▶ [Problem description]: Make an exact copy of the records, omitting all images.
Top of Material provided
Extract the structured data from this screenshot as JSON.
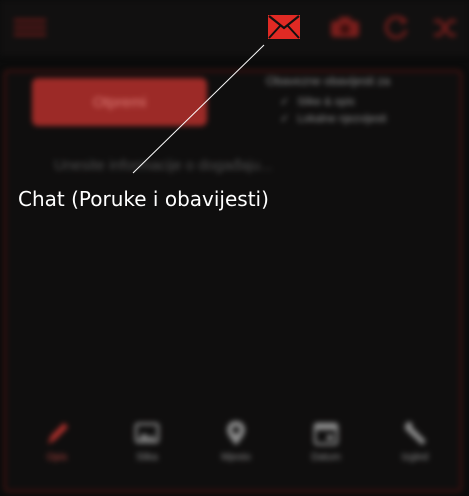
{
  "toolbar": {
    "icons": [
      "menu-icon",
      "mail-icon",
      "camera-icon",
      "refresh-icon",
      "shuffle-icon"
    ],
    "accent": "#e02a24"
  },
  "main": {
    "open_button_label": "Otpremi",
    "options_title": "Obavezne obavijesti za",
    "options": [
      {
        "label": "Slike & opis",
        "checked": true
      },
      {
        "label": "Lokalne njezvijesti",
        "checked": true
      }
    ],
    "info_placeholder": "Unesite informacije o događaju..."
  },
  "bottom_nav": {
    "items": [
      {
        "label": "Opis",
        "icon": "pencil-icon",
        "active": true
      },
      {
        "label": "Slika",
        "icon": "image-icon",
        "active": false
      },
      {
        "label": "Mjesto",
        "icon": "location-pin-icon",
        "active": false
      },
      {
        "label": "Datum",
        "icon": "calendar-icon",
        "active": false
      },
      {
        "label": "Izgled",
        "icon": "wrench-icon",
        "active": false
      }
    ]
  },
  "annotation": {
    "caption": "Chat (Poruke i obavijesti)"
  }
}
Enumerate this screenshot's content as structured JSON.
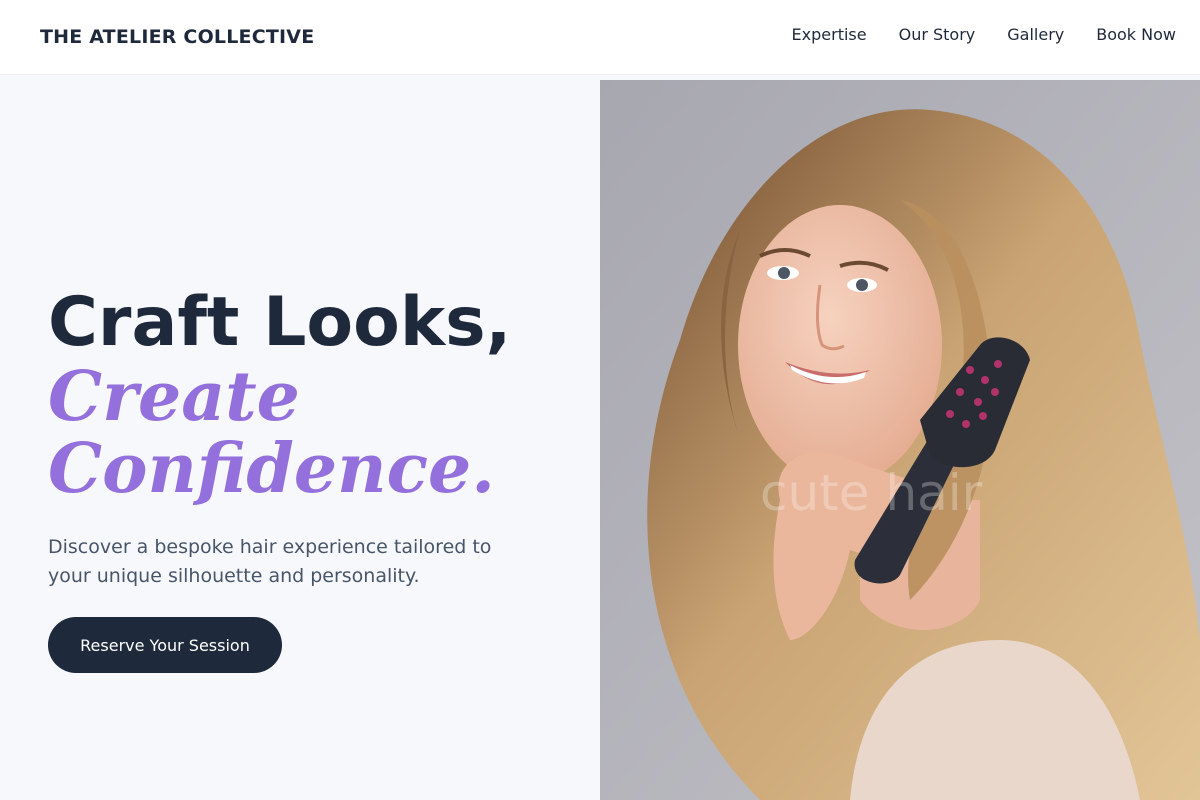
{
  "header": {
    "brand": "THE ATELIER COLLECTIVE",
    "nav": [
      "Expertise",
      "Our Story",
      "Gallery",
      "Book Now"
    ]
  },
  "hero": {
    "title_line1": "Craft Looks,",
    "title_accent_line1": "Create",
    "title_accent_line2": "Confidence.",
    "subtitle": "Discover a bespoke hair experience tailored to your unique silhouette and personality.",
    "cta_label": "Reserve Your Session",
    "photo_watermark": "cute hair"
  },
  "colors": {
    "accent": "#9370db",
    "dark": "#1e293b",
    "muted": "#475569",
    "page_bg": "#f7f8fc",
    "photo_bg": "#a9a9b2"
  }
}
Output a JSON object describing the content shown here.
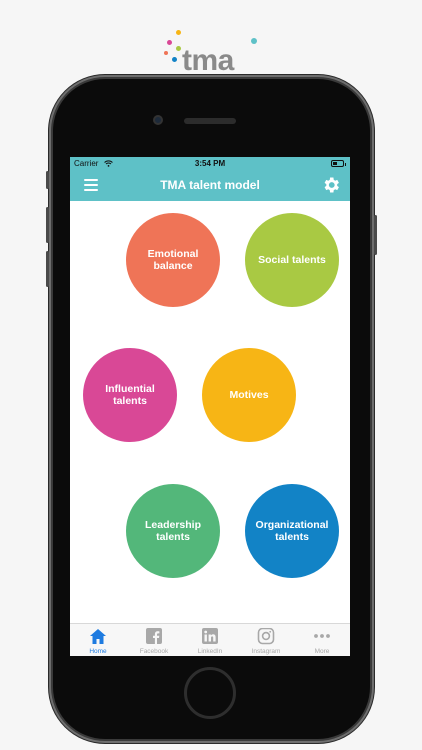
{
  "logo": {
    "text": "tma"
  },
  "status_bar": {
    "carrier": "Carrier",
    "time": "3:54 PM"
  },
  "navbar": {
    "title": "TMA talent model",
    "menu_icon": "hamburger-menu-icon",
    "settings_icon": "gear-icon"
  },
  "talents": [
    {
      "label": "Emotional balance",
      "color": "#ef7457"
    },
    {
      "label": "Social talents",
      "color": "#a9c943"
    },
    {
      "label": "Influential talents",
      "color": "#d94896"
    },
    {
      "label": "Motives",
      "color": "#f7b515"
    },
    {
      "label": "Leadership talents",
      "color": "#53b77a"
    },
    {
      "label": "Organizational talents",
      "color": "#1283c6"
    }
  ],
  "tabs": [
    {
      "label": "Home",
      "icon": "home-icon",
      "active": true
    },
    {
      "label": "Facebook",
      "icon": "facebook-icon",
      "active": false
    },
    {
      "label": "LinkedIn",
      "icon": "linkedin-icon",
      "active": false
    },
    {
      "label": "Instagram",
      "icon": "instagram-icon",
      "active": false
    },
    {
      "label": "More",
      "icon": "more-icon",
      "active": false
    }
  ],
  "colors": {
    "accent": "#5ec1c7",
    "tab_active": "#1e7be0",
    "tab_inactive": "#a8a8a8"
  }
}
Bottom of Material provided
▶ [Exercise result]:
Extract the structured data from this screenshot as JSON.
{
  "toolbar": {
    "icons": [
      "menu-icon",
      "mail-icon",
      "camera-icon",
      "refresh-icon",
      "shuffle-icon"
    ],
    "accent": "#e02a24"
  },
  "main": {
    "open_button_label": "Otpremi",
    "options_title": "Obavezne obavijesti za",
    "options": [
      {
        "label": "Slike & opis",
        "checked": true
      },
      {
        "label": "Lokalne njezvijesti",
        "checked": true
      }
    ],
    "info_placeholder": "Unesite informacije o događaju..."
  },
  "bottom_nav": {
    "items": [
      {
        "label": "Opis",
        "icon": "pencil-icon",
        "active": true
      },
      {
        "label": "Slika",
        "icon": "image-icon",
        "active": false
      },
      {
        "label": "Mjesto",
        "icon": "location-pin-icon",
        "active": false
      },
      {
        "label": "Datum",
        "icon": "calendar-icon",
        "active": false
      },
      {
        "label": "Izgled",
        "icon": "wrench-icon",
        "active": false
      }
    ]
  },
  "annotation": {
    "caption": "Chat (Poruke i obavijesti)"
  }
}
Enumerate this screenshot's content as structured JSON.
{
  "header": {
    "brand": "THE ATELIER COLLECTIVE",
    "nav": [
      "Expertise",
      "Our Story",
      "Gallery",
      "Book Now"
    ]
  },
  "hero": {
    "title_line1": "Craft Looks,",
    "title_accent_line1": "Create",
    "title_accent_line2": "Confidence.",
    "subtitle": "Discover a bespoke hair experience tailored to your unique silhouette and personality.",
    "cta_label": "Reserve Your Session",
    "photo_watermark": "cute hair"
  },
  "colors": {
    "accent": "#9370db",
    "dark": "#1e293b",
    "muted": "#475569",
    "page_bg": "#f7f8fc",
    "photo_bg": "#a9a9b2"
  }
}
Output a JSON object describing the content shown here.
{
  "logo": {
    "text": "tma"
  },
  "status_bar": {
    "carrier": "Carrier",
    "time": "3:54 PM"
  },
  "navbar": {
    "title": "TMA talent model",
    "menu_icon": "hamburger-menu-icon",
    "settings_icon": "gear-icon"
  },
  "talents": [
    {
      "label": "Emotional balance",
      "color": "#ef7457"
    },
    {
      "label": "Social talents",
      "color": "#a9c943"
    },
    {
      "label": "Influential talents",
      "color": "#d94896"
    },
    {
      "label": "Motives",
      "color": "#f7b515"
    },
    {
      "label": "Leadership talents",
      "color": "#53b77a"
    },
    {
      "label": "Organizational talents",
      "color": "#1283c6"
    }
  ],
  "tabs": [
    {
      "label": "Home",
      "icon": "home-icon",
      "active": true
    },
    {
      "label": "Facebook",
      "icon": "facebook-icon",
      "active": false
    },
    {
      "label": "LinkedIn",
      "icon": "linkedin-icon",
      "active": false
    },
    {
      "label": "Instagram",
      "icon": "instagram-icon",
      "active": false
    },
    {
      "label": "More",
      "icon": "more-icon",
      "active": false
    }
  ],
  "colors": {
    "accent": "#5ec1c7",
    "tab_active": "#1e7be0",
    "tab_inactive": "#a8a8a8"
  }
}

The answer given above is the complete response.